Following the events, Coffman’s story prompted even more exposés of sexual assault and harassment within the industry.
7. Meredith Graves
Perfect Pussy singer Meredith Graves wrote and read aloud a powerful essay on sexism and the notion of authenticity at the 2014 Basilica Soundscape Festival.
“Women are called upon every day to prove our right to participate in music on the basis of our authenticity,” she said.
“Our credentials are constantly being checked — you say you like a band you’ve only heard a couple of times? Prepare to answer which guitarist played on a specific record and what year he left the band.
“But don’t admit you haven’t heard them, either, because they’ll accuse you of only saying you like that genre to look cool.”
8. Rachel Brodsky
Rachel Brodsky, assistant editor at SPIN magazine, made the headlines earlier this month when she called out Miles Kane of The Last Shadow Puppets for hitting on her during an interview.
“Is it normal to be asked up to a male musician’s room — even as a joke? Or cheek-kissed, repeatedly high-fived, and stared down?,” she wrote.
“Even if he’s entirely harmless (and I’m sure that he is), is this the sort of thing that I should let go for the sake of my job?”
Brodsky hopes that her, and other women, speaking out will help increase “professionalism toward women in the music industry.”
9. Tracey Wise
Regular gig-goer Tracey Wise has campaigned tirelessly online to create a safer environment for women at shows in the UK.
Her initiative, Safe Gigs For Women hopes to spread the word that it is not acceptable to harass women, encourage victims of assault to share their stories and liaise with venues to create a standard of safety.
Wise, who launched the movement in June 2015, has written a number of blogs for HuffPost detailing her experiences and ideas on how to implement change.
10. Lauren Mayberry
Frontwoman of Scottish electro band Chvrches, Lauren Mayberry wrote a sharply-worded thought piece about sexual harassment on the internet.
“Why should women ‘deal’ with this?,” she said of sexist and derogatory comments online.
“Is the casual objectification of women so commonplace that we should all just suck it up, roll over and accept defeat? I hope not. Objectification, whatever its form, is not something anyone should have to ‘just deal with’.”
11. Rosie Solomon
This month English student and Redbrick Music writer Rosie Solomon’s review of a Baroness gig went viral.
The post, titled ‘This Is Not A Review’, detailed the sexual assault 20-year-old Solomon experienced when watching her favourite band play in Birmingham.

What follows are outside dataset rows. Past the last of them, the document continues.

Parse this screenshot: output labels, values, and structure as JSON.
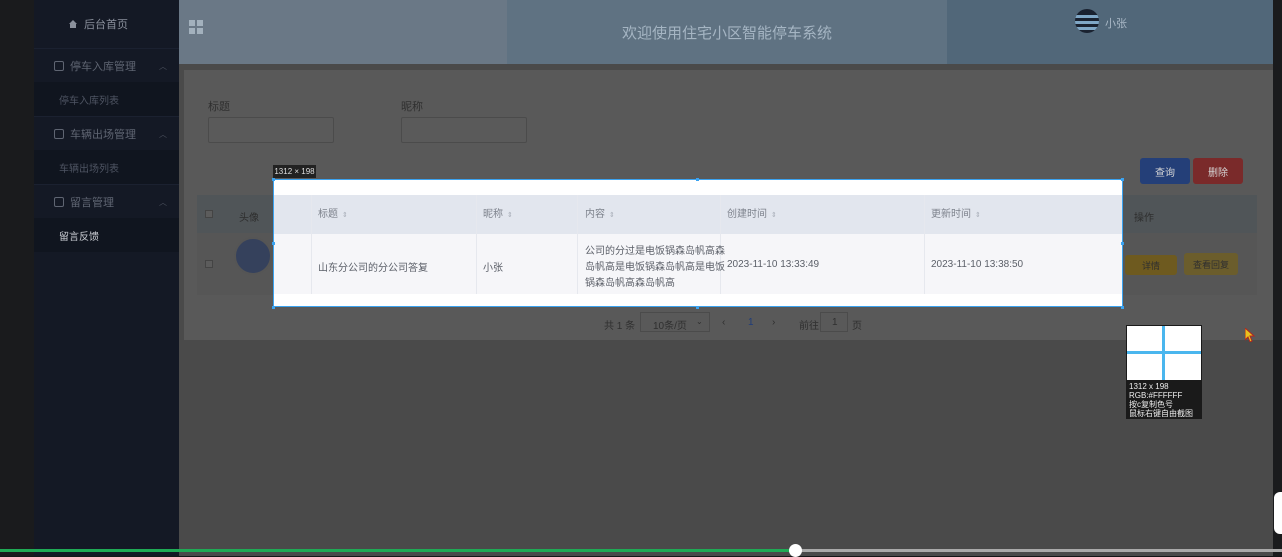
{
  "sidebar": {
    "home": "后台首页",
    "groups": [
      {
        "label": "停车入库管理",
        "sub": "停车入库列表"
      },
      {
        "label": "车辆出场管理",
        "sub": "车辆出场列表"
      },
      {
        "label": "留言管理",
        "sub": "留言反馈"
      }
    ]
  },
  "header": {
    "title": "欢迎使用住宅小区智能停车系统",
    "user": "小张"
  },
  "search": {
    "title_label": "标题",
    "nickname_label": "昵称",
    "query_button": "查询",
    "delete_button": "删除"
  },
  "table": {
    "columns": {
      "avatar": "头像",
      "title": "标题",
      "nickname": "昵称",
      "content": "内容",
      "created": "创建时间",
      "updated": "更新时间",
      "actions": "操作"
    },
    "row": {
      "title": "山东分公司的分公司答复",
      "nickname": "小张",
      "content_line1": "公司的分过是电饭锅森岛帆高森",
      "content_line2": "岛帆高是电饭锅森岛帆高是电饭",
      "content_line3": "锅森岛帆高森岛帆高",
      "created": "2023-11-10 13:33:49",
      "updated": "2023-11-10 13:38:50",
      "detail_button": "详情",
      "reply_button": "查看回复"
    }
  },
  "pagination": {
    "total": "共 1 条",
    "page_size": "10条/页",
    "current_page": "1",
    "goto_label": "前往",
    "goto_value": "1",
    "page_suffix": "页"
  },
  "screenshot_tool": {
    "size_label": "1312 × 198",
    "mag_size": "1312 x 198",
    "mag_rgb": "RGB:#FFFFFF",
    "mag_copy": "按c复制色号",
    "mag_hint": "鼠标右键自由截图"
  },
  "progress": {
    "value": 0.62
  }
}
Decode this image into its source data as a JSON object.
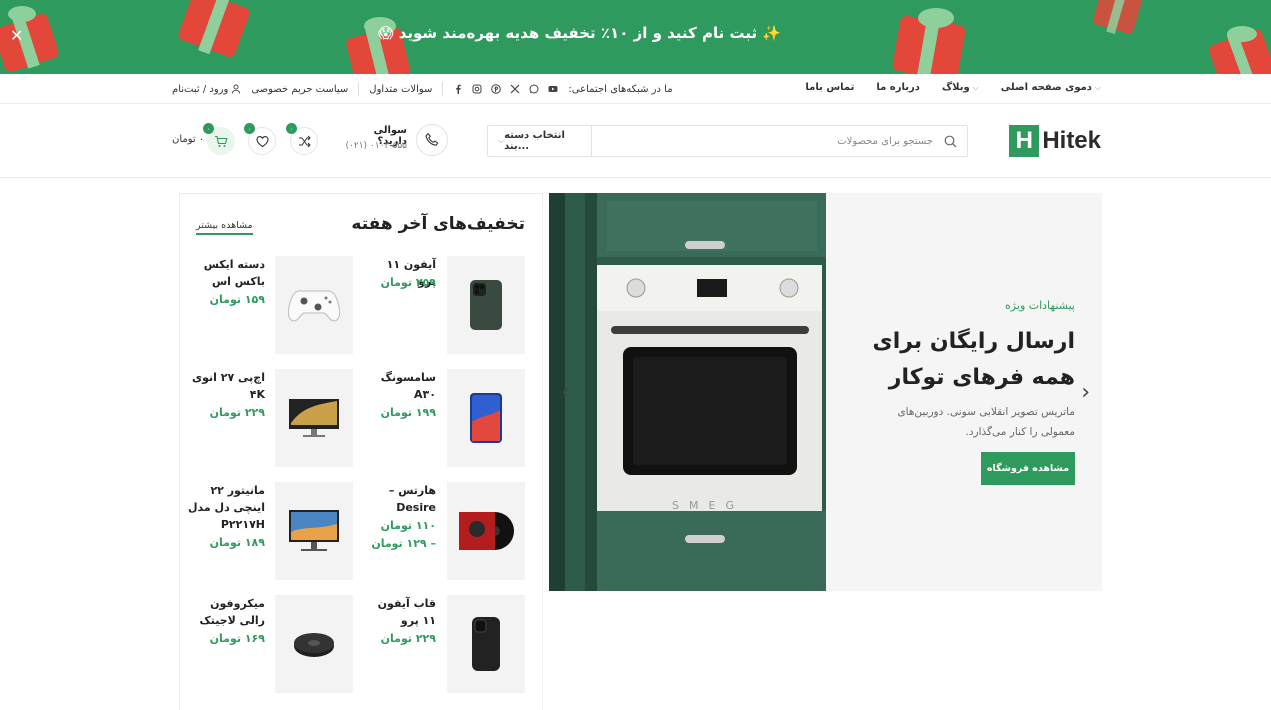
{
  "promo": {
    "text": "✨ ثبت نام کنید و از ۱۰٪ تخفیف هدیه بهره‌مند شوید 😱",
    "close_icon": "close-icon"
  },
  "topnav": {
    "items": [
      {
        "label": "دموی صفحه اصلی",
        "has_caret": true
      },
      {
        "label": "وبلاگ",
        "has_caret": true
      },
      {
        "label": "درباره ما",
        "has_caret": false
      },
      {
        "label": "تماس باما",
        "has_caret": false
      }
    ],
    "social_label": "ما در شبکه‌های اجتماعی:",
    "social_icons": [
      "facebook-icon",
      "instagram-icon",
      "pinterest-icon",
      "x-icon",
      "whatsapp-icon",
      "youtube-icon"
    ],
    "faq": "سوالات متداول",
    "privacy": "سیاست حریم خصوصی",
    "login": "ورود / ثبت‌نام"
  },
  "header": {
    "logo_letter": "H",
    "logo_text": "Hitek",
    "search_placeholder": "جستجو برای محصولات",
    "category_select": "انتخاب دسته بند...",
    "phone_question": "سوالی دارید؟",
    "phone_number": "(۰۲۱) ۰۱۰۳-۵۵۵",
    "compare_count": "۰",
    "wishlist_count": "۰",
    "cart_count": "۰",
    "cart_total": "۰ تومان"
  },
  "hero": {
    "subtitle": "پیشنهادات ویژه",
    "title": "ارسال رایگان برای همه فرهای توکار",
    "description": "ماتریس تصویر انقلابی سونی. دوربین‌های معمولی را کنار می‌گذارد.",
    "button": "مشاهده فروشگاه",
    "oven_brand": "SMEG",
    "accent": "#2e9a5d"
  },
  "deals": {
    "title": "تخفیف‌های آخر هفته",
    "more": "مشاهده بیشتر",
    "products": [
      {
        "name": "آیفون ۱۱ پرو",
        "prices": [
          "۲۵۹ تومان"
        ],
        "icon": "iphone-icon"
      },
      {
        "name": "دسته ایکس باکس اس",
        "prices": [
          "۱۵۹ تومان"
        ],
        "icon": "xbox-controller-icon"
      },
      {
        "name": "سامسونگ A۳۰",
        "prices": [
          "۱۹۹ تومان"
        ],
        "icon": "samsung-phone-icon"
      },
      {
        "name": "اچ‌پی ۲۷ انوی ۴K",
        "prices": [
          "۲۲۹ تومان"
        ],
        "icon": "hp-monitor-icon"
      },
      {
        "name": "هارتس – Desire",
        "prices": [
          "۱۱۰ تومان",
          "– ۱۲۹ تومان"
        ],
        "icon": "vinyl-record-icon"
      },
      {
        "name": "مانیتور ۲۲ اینچی دل مدل P۲۲۱۷H",
        "prices": [
          "۱۸۹ تومان"
        ],
        "icon": "dell-monitor-icon"
      },
      {
        "name": "قاب آیفون ۱۱ پرو",
        "prices": [
          "۲۲۹ تومان"
        ],
        "icon": "phone-case-icon"
      },
      {
        "name": "میکروفون رالی لاجیتک",
        "prices": [
          "۱۶۹ تومان"
        ],
        "icon": "speakerphone-icon"
      }
    ]
  }
}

“I wanted to write this article to encourage anyone to do the same,” she wrote.
“I am not an object of your sexual fantasy, I am a person and I have the right to see my favourite band live by myself without fearing for my safety.”
Speaking to HuffPost UK, Solomon describes being blown away by the response to her article.
“I have received messages from men and women alike thanking me for raising awareness of this problem and saying that I have changed their minds and they would now report similar incidents like this in the future.”